> ABOUT THIS TASK
Pull every line of the entries that has the word "назад".

Stored dataset items:

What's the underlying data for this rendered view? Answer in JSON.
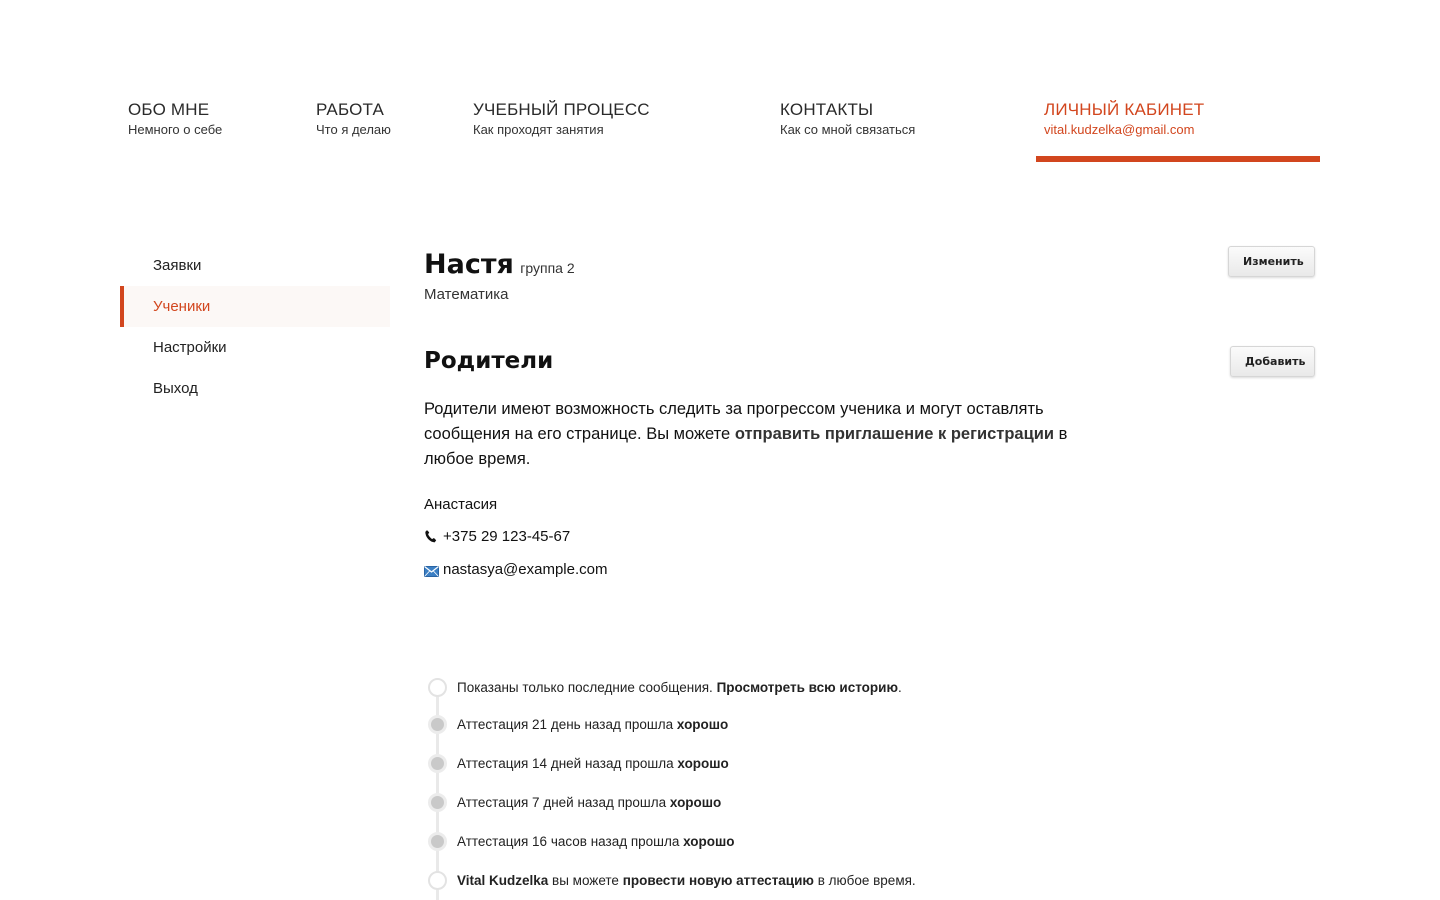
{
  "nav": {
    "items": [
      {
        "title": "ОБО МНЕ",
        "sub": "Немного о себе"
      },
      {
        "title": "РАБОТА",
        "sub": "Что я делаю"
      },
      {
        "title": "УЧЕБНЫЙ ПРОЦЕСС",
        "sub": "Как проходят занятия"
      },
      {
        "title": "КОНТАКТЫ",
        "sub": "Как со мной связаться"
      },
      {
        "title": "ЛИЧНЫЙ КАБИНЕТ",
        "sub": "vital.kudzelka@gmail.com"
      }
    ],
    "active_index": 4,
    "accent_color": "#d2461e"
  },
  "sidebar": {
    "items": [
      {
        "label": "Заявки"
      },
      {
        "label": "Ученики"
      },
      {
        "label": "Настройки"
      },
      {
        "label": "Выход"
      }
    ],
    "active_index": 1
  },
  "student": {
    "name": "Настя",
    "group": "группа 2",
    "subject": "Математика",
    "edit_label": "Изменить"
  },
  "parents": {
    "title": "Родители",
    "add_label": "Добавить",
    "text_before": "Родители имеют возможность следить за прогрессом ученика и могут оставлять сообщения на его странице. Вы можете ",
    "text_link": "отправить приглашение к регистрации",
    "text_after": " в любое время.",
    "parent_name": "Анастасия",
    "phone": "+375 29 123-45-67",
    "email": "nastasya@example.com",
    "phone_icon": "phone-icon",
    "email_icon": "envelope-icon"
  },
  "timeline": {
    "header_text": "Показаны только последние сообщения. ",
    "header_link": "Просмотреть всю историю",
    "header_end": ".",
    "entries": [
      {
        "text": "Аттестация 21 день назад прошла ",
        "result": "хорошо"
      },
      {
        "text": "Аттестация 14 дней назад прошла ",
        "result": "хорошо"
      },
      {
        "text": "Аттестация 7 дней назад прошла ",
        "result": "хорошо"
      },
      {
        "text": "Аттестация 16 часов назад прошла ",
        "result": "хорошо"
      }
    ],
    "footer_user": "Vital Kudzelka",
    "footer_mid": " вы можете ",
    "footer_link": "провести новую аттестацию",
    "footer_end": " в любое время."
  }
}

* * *

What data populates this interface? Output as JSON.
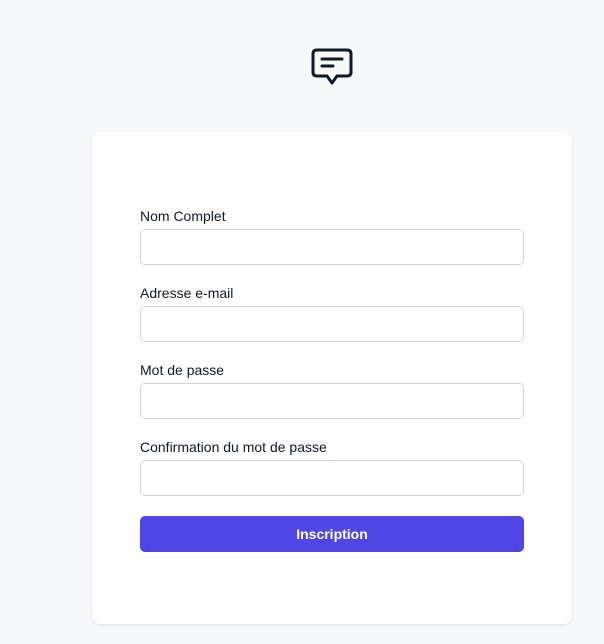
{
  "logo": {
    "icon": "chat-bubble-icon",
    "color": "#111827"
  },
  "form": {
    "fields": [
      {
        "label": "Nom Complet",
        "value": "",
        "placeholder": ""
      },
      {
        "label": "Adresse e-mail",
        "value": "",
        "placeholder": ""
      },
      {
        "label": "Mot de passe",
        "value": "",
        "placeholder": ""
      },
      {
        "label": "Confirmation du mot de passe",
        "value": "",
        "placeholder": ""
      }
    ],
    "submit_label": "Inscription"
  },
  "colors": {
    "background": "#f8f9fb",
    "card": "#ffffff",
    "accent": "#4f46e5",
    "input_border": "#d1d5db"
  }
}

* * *

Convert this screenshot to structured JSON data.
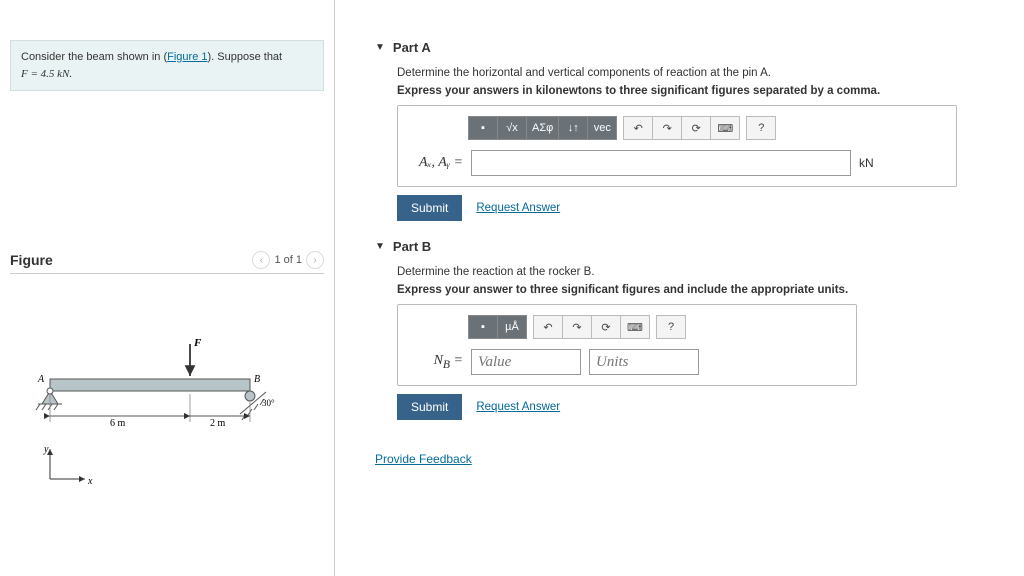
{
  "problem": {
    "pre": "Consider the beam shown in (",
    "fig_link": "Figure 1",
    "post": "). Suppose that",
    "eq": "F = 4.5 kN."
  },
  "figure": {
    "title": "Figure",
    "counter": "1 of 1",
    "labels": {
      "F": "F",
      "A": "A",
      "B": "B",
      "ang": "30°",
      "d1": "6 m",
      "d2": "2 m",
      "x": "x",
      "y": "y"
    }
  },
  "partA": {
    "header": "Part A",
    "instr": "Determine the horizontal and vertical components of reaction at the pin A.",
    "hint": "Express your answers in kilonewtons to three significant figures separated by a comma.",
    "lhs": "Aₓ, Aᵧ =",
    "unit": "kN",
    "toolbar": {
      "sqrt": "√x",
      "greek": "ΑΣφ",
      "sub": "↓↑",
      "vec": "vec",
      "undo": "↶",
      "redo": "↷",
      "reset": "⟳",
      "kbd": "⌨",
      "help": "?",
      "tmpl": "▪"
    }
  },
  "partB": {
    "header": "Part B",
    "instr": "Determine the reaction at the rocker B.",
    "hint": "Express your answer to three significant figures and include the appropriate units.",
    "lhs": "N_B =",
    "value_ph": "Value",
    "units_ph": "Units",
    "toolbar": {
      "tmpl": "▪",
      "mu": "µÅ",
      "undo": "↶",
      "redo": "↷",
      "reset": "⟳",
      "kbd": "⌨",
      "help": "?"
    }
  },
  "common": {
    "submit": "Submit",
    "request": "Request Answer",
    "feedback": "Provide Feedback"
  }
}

> EXERCISE OUTPUT
        "text": "Аттестация 21 день назад прошла ",
        "text": "Аттестация 14 дней назад прошла ",
        "text": "Аттестация 7 дней назад прошла ",
        "text": "Аттестация 16 часов назад прошла ",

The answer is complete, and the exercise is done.